The 88th Academy Awards on Sunday, February 28, will see its share of glamor and pizzazz, not least of which will be the movie locations on show. And with Leonardo DiCaprio’s gripping wilderness survival epic, The Revenant, gunning for top Oscars honors, we thought it time to round up our favorite movies—and the epic movie landscapes that star. Ordered by release date, tell us what you think in the poll below the jump!
Epic movie landscapes in North America
Easy Rider (1969)
The open road and legend of Route 66 await in this classic stoner road-trip movie, starring Peter Fonda and Dennis Hopper. The journey takes a pair of hippie bikers from Southern California to New Orleans and through the stunning lands of the American Southwest. It’s a harsh tale of rural American life, framed by the austere and monochromatic lines of desert buttes and mesas.
A River Runs Through It (1992)
A breakout movie for a younger Brad Pitt, the now-megastar teams up with Robert Redford in this coming-of-age movie about two brothers growing up under the stern hand of their minister father. The true stars here, however, are the rivers, mountains and vistas of Montana, where the brothers discover solace and wisdom while pursuing their love of fly-fishing in Big Sky Country’s blue-ribbon waters.
This quirky 2004 indie flick chronicles a trip by two middle-aged buddies to California’s wine country ahead of one of their impending nuptials. While the friends, played by Paul Giamatti and Thomas Haden Church, come to grips with the letdowns and lessons of life over multiple glasses of Merlot—to Giamatti’s famed chagrin—Napa Valley’s vineyards and dusky hills glitter in the California sun.
Into the Wild (2007)
Emile Hirsch trudges west across the country as Christopher McCandless and off into the Alaskan backcountry in this retelling of Jon Krakauer’s 1996 book of the same name. While the movie never really gets to the heart of Krakauer’s revealing portrait of the doomed McCandless, Alaska’s breathtaking and epic scenery serves as a siren call to the wanderer in all of us.
No Country for Old Men (2007)

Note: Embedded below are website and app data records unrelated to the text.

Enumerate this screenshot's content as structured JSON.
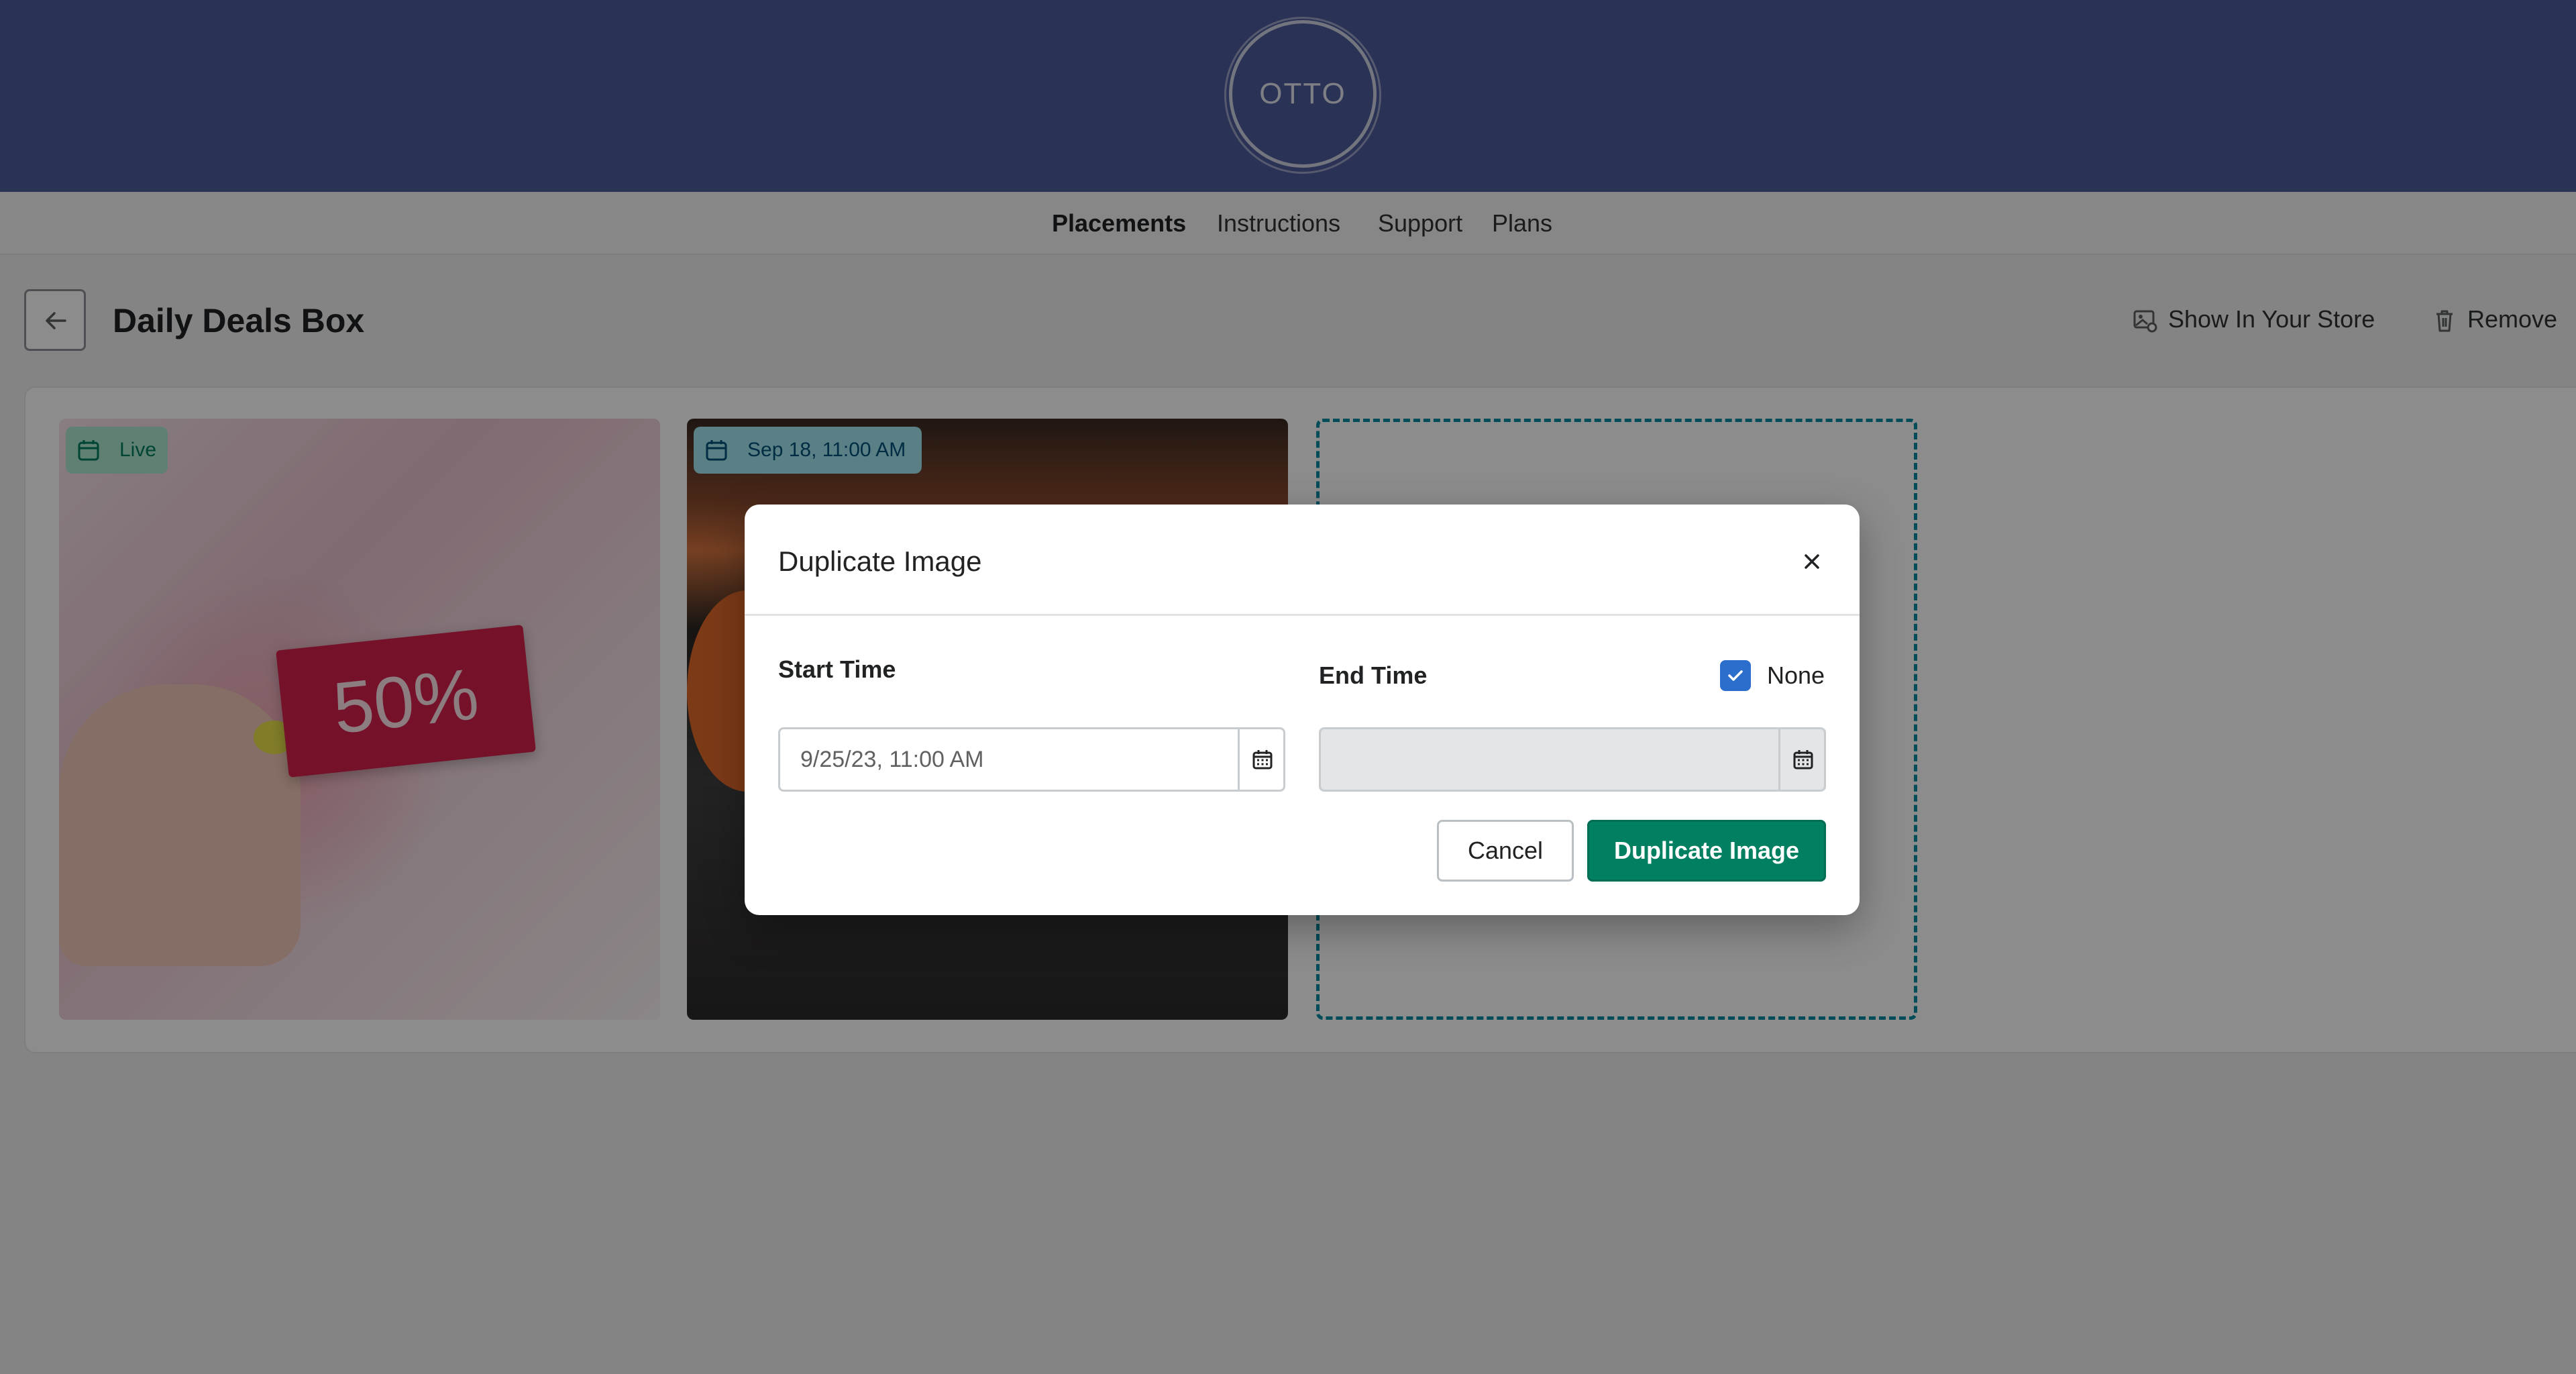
{
  "brand": {
    "logo_text": "OTTO"
  },
  "nav": {
    "items": [
      {
        "label": "Placements",
        "active": true
      },
      {
        "label": "Instructions",
        "active": false
      },
      {
        "label": "Support",
        "active": false
      },
      {
        "label": "Plans",
        "active": false
      }
    ]
  },
  "page": {
    "title": "Daily Deals Box",
    "actions": {
      "show_in_store": "Show In Your Store",
      "remove": "Remove"
    }
  },
  "images": [
    {
      "badge": "Live",
      "badge_icon": "calendar-icon",
      "graphic_text": "50%"
    },
    {
      "badge": "Sep 18, 11:00 AM",
      "badge_icon": "calendar-icon"
    }
  ],
  "modal": {
    "title": "Duplicate Image",
    "start_time": {
      "label": "Start Time",
      "value": "9/25/23, 11:00 AM"
    },
    "end_time": {
      "label": "End Time",
      "value": "",
      "none_label": "None",
      "none_checked": true
    },
    "cancel_label": "Cancel",
    "confirm_label": "Duplicate Image"
  },
  "colors": {
    "header_bg": "#4d5c9b",
    "primary": "#008060",
    "checkbox": "#2c6ecb",
    "dropzone_border": "#008ba3"
  }
}
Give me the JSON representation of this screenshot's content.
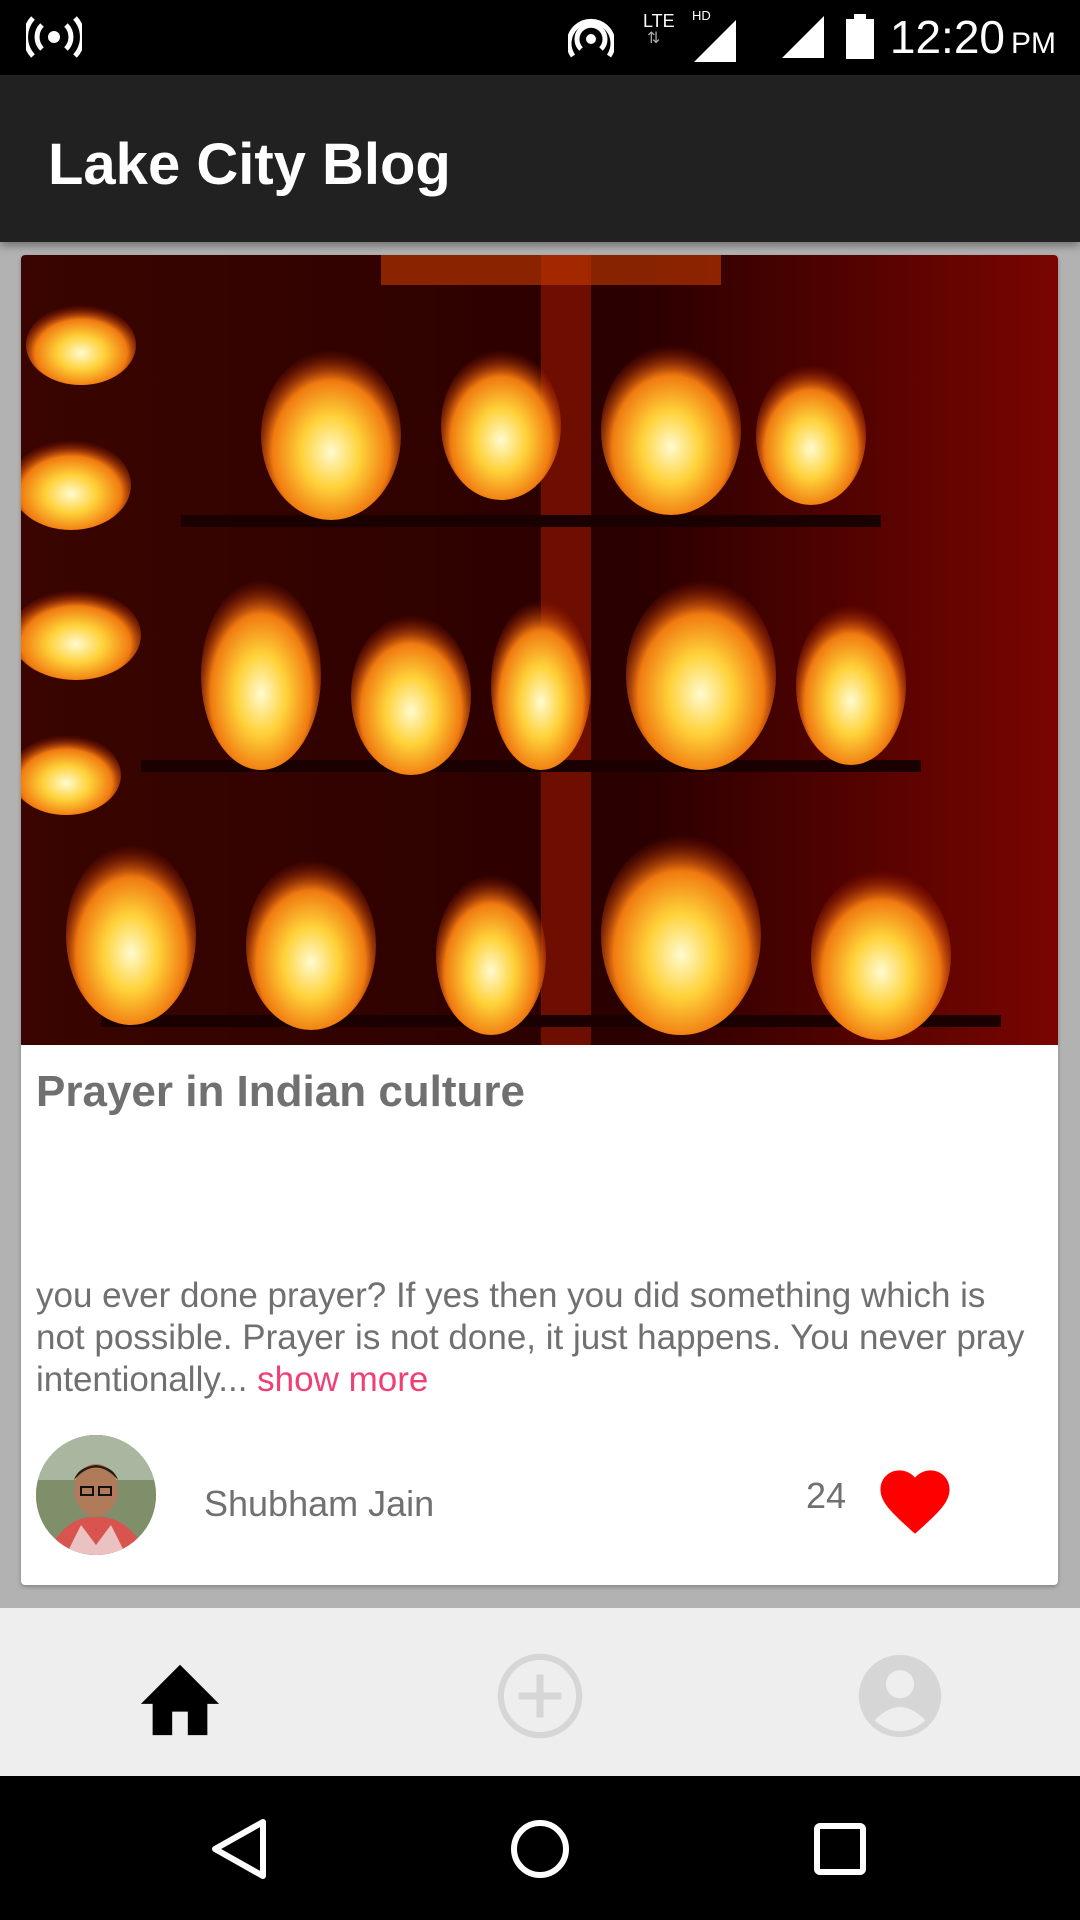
{
  "status_bar": {
    "time": "12:20",
    "ampm": "PM",
    "network_label": "LTE",
    "hd_label": "HD",
    "icons": [
      "hotspot-icon",
      "wifi-tethering-icon",
      "lte-data-icon",
      "signal-hd-icon",
      "signal-icon",
      "battery-icon"
    ]
  },
  "app_bar": {
    "title": "Lake City Blog"
  },
  "post": {
    "title": "Prayer in Indian culture",
    "excerpt": " you ever done prayer? If yes then you did something which is not possible. Prayer is not done, it just happens. You never pray intentionally...",
    "show_more_label": "show more",
    "author": "Shubham Jain",
    "likes": "24",
    "like_color": "#ff0000"
  },
  "bottom_nav": {
    "items": [
      {
        "name": "home",
        "icon": "home-icon",
        "active": true
      },
      {
        "name": "add-post",
        "icon": "add-circle-icon",
        "active": false
      },
      {
        "name": "profile",
        "icon": "account-circle-icon",
        "active": false
      }
    ]
  },
  "system_nav": {
    "items": [
      "back-icon",
      "home-circle-icon",
      "recents-icon"
    ]
  },
  "colors": {
    "app_bar": "#212121",
    "accent_link": "#ef3f74",
    "text_gray": "#707070"
  }
}
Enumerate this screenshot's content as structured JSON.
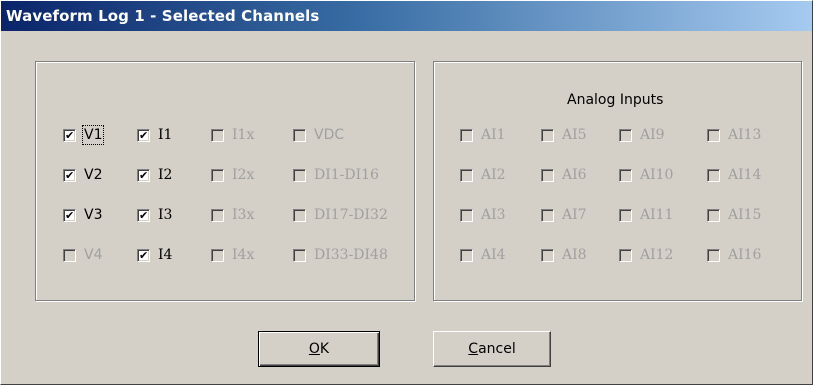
{
  "window": {
    "title": "Waveform Log 1 - Selected Channels"
  },
  "analog_group": {
    "label": "Analog Inputs"
  },
  "checkboxes": {
    "V1": {
      "label": "V1",
      "checked": true,
      "enabled": true
    },
    "V2": {
      "label": "V2",
      "checked": true,
      "enabled": true
    },
    "V3": {
      "label": "V3",
      "checked": true,
      "enabled": true
    },
    "V4": {
      "label": "V4",
      "checked": false,
      "enabled": false
    },
    "I1": {
      "label": "I1",
      "checked": true,
      "enabled": true
    },
    "I2": {
      "label": "I2",
      "checked": true,
      "enabled": true
    },
    "I3": {
      "label": "I3",
      "checked": true,
      "enabled": true
    },
    "I4": {
      "label": "I4",
      "checked": true,
      "enabled": true
    },
    "I1x": {
      "label": "I1x",
      "checked": false,
      "enabled": false
    },
    "I2x": {
      "label": "I2x",
      "checked": false,
      "enabled": false
    },
    "I3x": {
      "label": "I3x",
      "checked": false,
      "enabled": false
    },
    "I4x": {
      "label": "I4x",
      "checked": false,
      "enabled": false
    },
    "VDC": {
      "label": "VDC",
      "checked": false,
      "enabled": false
    },
    "DI1_DI16": {
      "label": "DI1-DI16",
      "checked": false,
      "enabled": false
    },
    "DI17_DI32": {
      "label": "DI17-DI32",
      "checked": false,
      "enabled": false
    },
    "DI33_DI48": {
      "label": "DI33-DI48",
      "checked": false,
      "enabled": false
    },
    "AI1": {
      "label": "AI1",
      "checked": false,
      "enabled": false
    },
    "AI2": {
      "label": "AI2",
      "checked": false,
      "enabled": false
    },
    "AI3": {
      "label": "AI3",
      "checked": false,
      "enabled": false
    },
    "AI4": {
      "label": "AI4",
      "checked": false,
      "enabled": false
    },
    "AI5": {
      "label": "AI5",
      "checked": false,
      "enabled": false
    },
    "AI6": {
      "label": "AI6",
      "checked": false,
      "enabled": false
    },
    "AI7": {
      "label": "AI7",
      "checked": false,
      "enabled": false
    },
    "AI8": {
      "label": "AI8",
      "checked": false,
      "enabled": false
    },
    "AI9": {
      "label": "AI9",
      "checked": false,
      "enabled": false
    },
    "AI10": {
      "label": "AI10",
      "checked": false,
      "enabled": false
    },
    "AI11": {
      "label": "AI11",
      "checked": false,
      "enabled": false
    },
    "AI12": {
      "label": "AI12",
      "checked": false,
      "enabled": false
    },
    "AI13": {
      "label": "AI13",
      "checked": false,
      "enabled": false
    },
    "AI14": {
      "label": "AI14",
      "checked": false,
      "enabled": false
    },
    "AI15": {
      "label": "AI15",
      "checked": false,
      "enabled": false
    },
    "AI16": {
      "label": "AI16",
      "checked": false,
      "enabled": false
    }
  },
  "buttons": {
    "ok": {
      "mnemonic": "O",
      "rest": "K"
    },
    "cancel": {
      "mnemonic": "C",
      "rest": "ancel"
    }
  }
}
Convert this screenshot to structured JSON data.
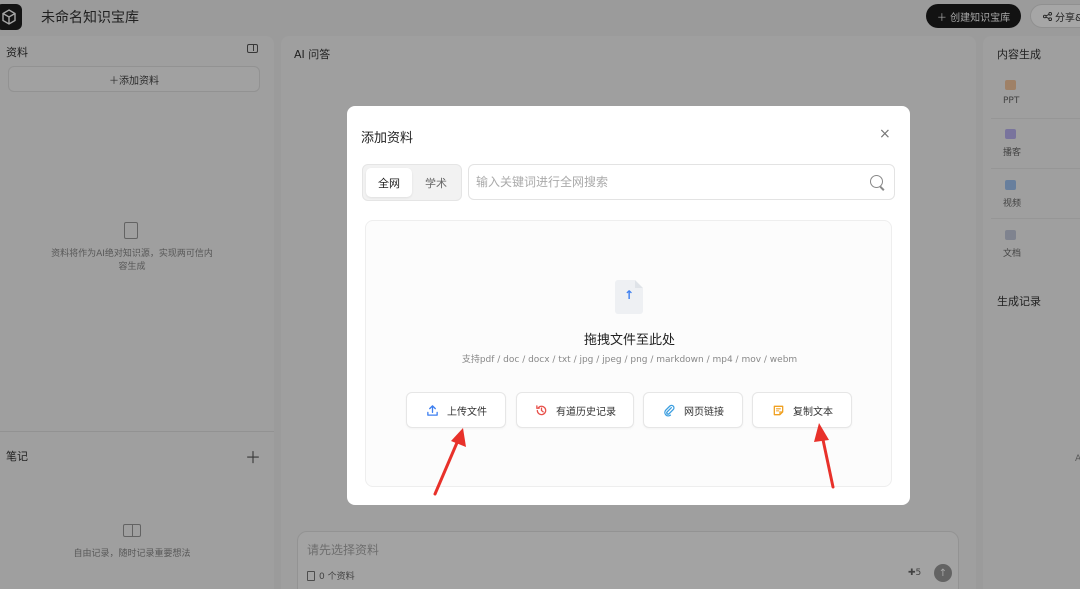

Brutal, unsparing and relentless: No Country for Old Men is a crime thriller that unfurls across the borderlands of West Texas. While we might not care for the central characters, especially the psychotic hit man played beautifully by Javier Bardem, the movie is infused with a uniquely Texan spirit and attitude. Interestingly, while on location in Marfa, Texas, the Coen brothers had to stop shooting on account of smoke billowing from a film shoot happening nearby for another all-Texas movie, There Will Be Blood, which came out that same year.
Epic movie landscapes around the world
Star Wars (1977)
Last year’s record-breaking release of the seventh Star Wars chapter, ‘The Force Awakens,’ took the intergalactic franchise on location to Ireland, Scotland, the United Arab Emirates and New Mexico. The endless vistas and sweeping dunes of Luke Skywalker’s Tatooine home were first represented by the Tunisian and Death Valley, California, deserts in 1977—and we eagerly wait to see where the next chapter of the Star Wars odyssey takes us as it transforms very real lands into galaxies far, far away.
Out of Africa (1985)
The second of two Robert Redford-helmed movies in this list, Out of Africa paired Redford and Meryl Streep in a timeless love story that has the Kenyan savanna as its canvas. While the scenery and wildlife is peerless, exuding atmospherics and drama that only Africa can offer, the story relates the shifting social, political and cultural landscape of pre-WWII society.
The Beach (2000)
We’re willing to wager that Leonardo DiCaprio was much more comfortable on location for this movie shoot than his latest wild offering. Set amidst the stunning beaches, bluffs and backpacker enclaves of southern Thailand, DiCaprio takes on the role of dirtbag backpacker Richard from Alex Garland’s novel of the same name. While paradise is very quickly lost for the characters in this flick, the scenery of Thailand sparkles and dazzles while all else goes awry.
Harry Potter (2001)
While a generation of Potterites probably actually believe there is a real Platform 9¾ operating out of London’s Kings Cross Station, the end stretch of the rail journey that Harry, Hermione and Ron make each year to Hogwarts is very much a real place located in the Scottish Highlands. West Coast Railways operates the Jacobite Line, an 84-mile round trip that’s considered one of the world’s great rail journeys as it cuts through the brooding moors and munros of western Scotland. Just don’t expect to see Hedwig fluttering alongside your chugging train.
Lord of the Rings (2001)
Like Star Wars, Lord of the Rings took the mythical lands and creatures of Middle Earth and placed them very squarely in the lap of landscapes that make the make-believe seem so real (along with a decent helping of CGI). Even 15 years on from the release of the original trilogy, director Peter Jackson’s New Zealand homeland is still dining out on the publicity brought with the scrabbling of tiny hobbit feet across—and up and down and over and across—the country’s epic volcanic slopes, towering peaks and mighty rainforests.